A: The Ohio Department of Insurance cannot rate or recommend companies. The department can tell you only whether the company is authorized to do business in Ohio. You can get information about company financial and service ratings by contacting a private rating firm such as A.M. Best Company, Fitch Investors’ Service, Standard & Poor, or Moody’s Investor Service.
Q: My HMO or Health Plan denied my claim? What can I do?
A: Review your policy or contact the company to determine if you can appeal the claim denial.
Q: I am having a problem with my employer’s self-funded health care plan (self-insured). Can you help?
A: The Department of Insurance has limited regulatory powers regarding self-funded plans. We recommend you contact the U.S. Department of Labor, Employee Benefits Security Administration.
Q: Can the company raise my health insurance premium even if I didn’t have a claim?
A: Yes, as long as the increase is across the board – that is, as long as the company raises the rates for everyone in the same health insurance pool that you are in.
Q: When I bought my life insurance policy, the agent said it would be "paid up" after ten years, but it’s been that long and I’m still getting bills. Why?
A: Your contract (insurance policy) may provide for guaranteed interest rates and/or dividends the insurance company will pay on your premiums. But your premiums must make very high earnings before they will "pay up" your policy. The company must stand behind items that are guaranteed in the contract. Promises of "paid up" life insurance are illegal when based on non-guaranteed values. If you have documentation of the agent promising this, we may be able to help. Documentation would include any writing containing the promise -- even an informal, handwritten note or a similar notation by agent.
Q: The police did not give me a ticket after a car accident, but the insurance company still raised my rates. Can they do that?
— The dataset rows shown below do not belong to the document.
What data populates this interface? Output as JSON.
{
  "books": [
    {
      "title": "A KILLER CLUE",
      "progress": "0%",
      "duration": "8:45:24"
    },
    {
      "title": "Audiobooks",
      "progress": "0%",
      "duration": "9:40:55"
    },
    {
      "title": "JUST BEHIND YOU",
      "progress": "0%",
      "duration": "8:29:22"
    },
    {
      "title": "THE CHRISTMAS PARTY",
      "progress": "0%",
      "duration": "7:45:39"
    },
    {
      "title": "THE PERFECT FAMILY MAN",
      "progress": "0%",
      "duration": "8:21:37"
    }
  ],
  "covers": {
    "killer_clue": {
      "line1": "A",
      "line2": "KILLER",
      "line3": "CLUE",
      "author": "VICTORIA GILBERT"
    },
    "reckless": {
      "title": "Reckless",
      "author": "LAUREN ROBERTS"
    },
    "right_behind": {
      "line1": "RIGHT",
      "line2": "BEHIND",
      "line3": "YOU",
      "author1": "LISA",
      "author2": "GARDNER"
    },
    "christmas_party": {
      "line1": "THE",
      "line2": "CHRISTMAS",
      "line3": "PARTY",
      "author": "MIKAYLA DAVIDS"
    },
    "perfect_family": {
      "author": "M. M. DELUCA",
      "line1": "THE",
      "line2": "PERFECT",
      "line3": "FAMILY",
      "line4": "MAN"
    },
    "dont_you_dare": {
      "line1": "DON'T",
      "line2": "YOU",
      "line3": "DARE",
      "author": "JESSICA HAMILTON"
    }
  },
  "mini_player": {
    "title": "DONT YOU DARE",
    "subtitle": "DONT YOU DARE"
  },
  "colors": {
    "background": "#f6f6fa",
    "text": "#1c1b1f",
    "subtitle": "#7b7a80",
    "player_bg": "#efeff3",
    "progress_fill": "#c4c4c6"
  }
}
A: If the company paid any part of a claim for your accident, your premium probably will go up. The company can also raise your premium whenever it raises the rates for other drivers in the same automobile insurance "pool" as you.
Q: Is there a grace period on my auto premium?
A: Not usually. Auto premiums normally have no grace period so if your payment is late, your policy can be cancelled. But, read the policy, it could stipulate a grace period.
Q: I paid extra for a replacement cost rider in my homeowner’s policy. My television was stolen and even though I decided not to get a new one, shouldn’t I have received what it would have cost to replace it?
A: First read the rider. It may be that if you don’t replace the item, the company will give you only the actual cash value – in other words, what the item was worth at the time it was lost.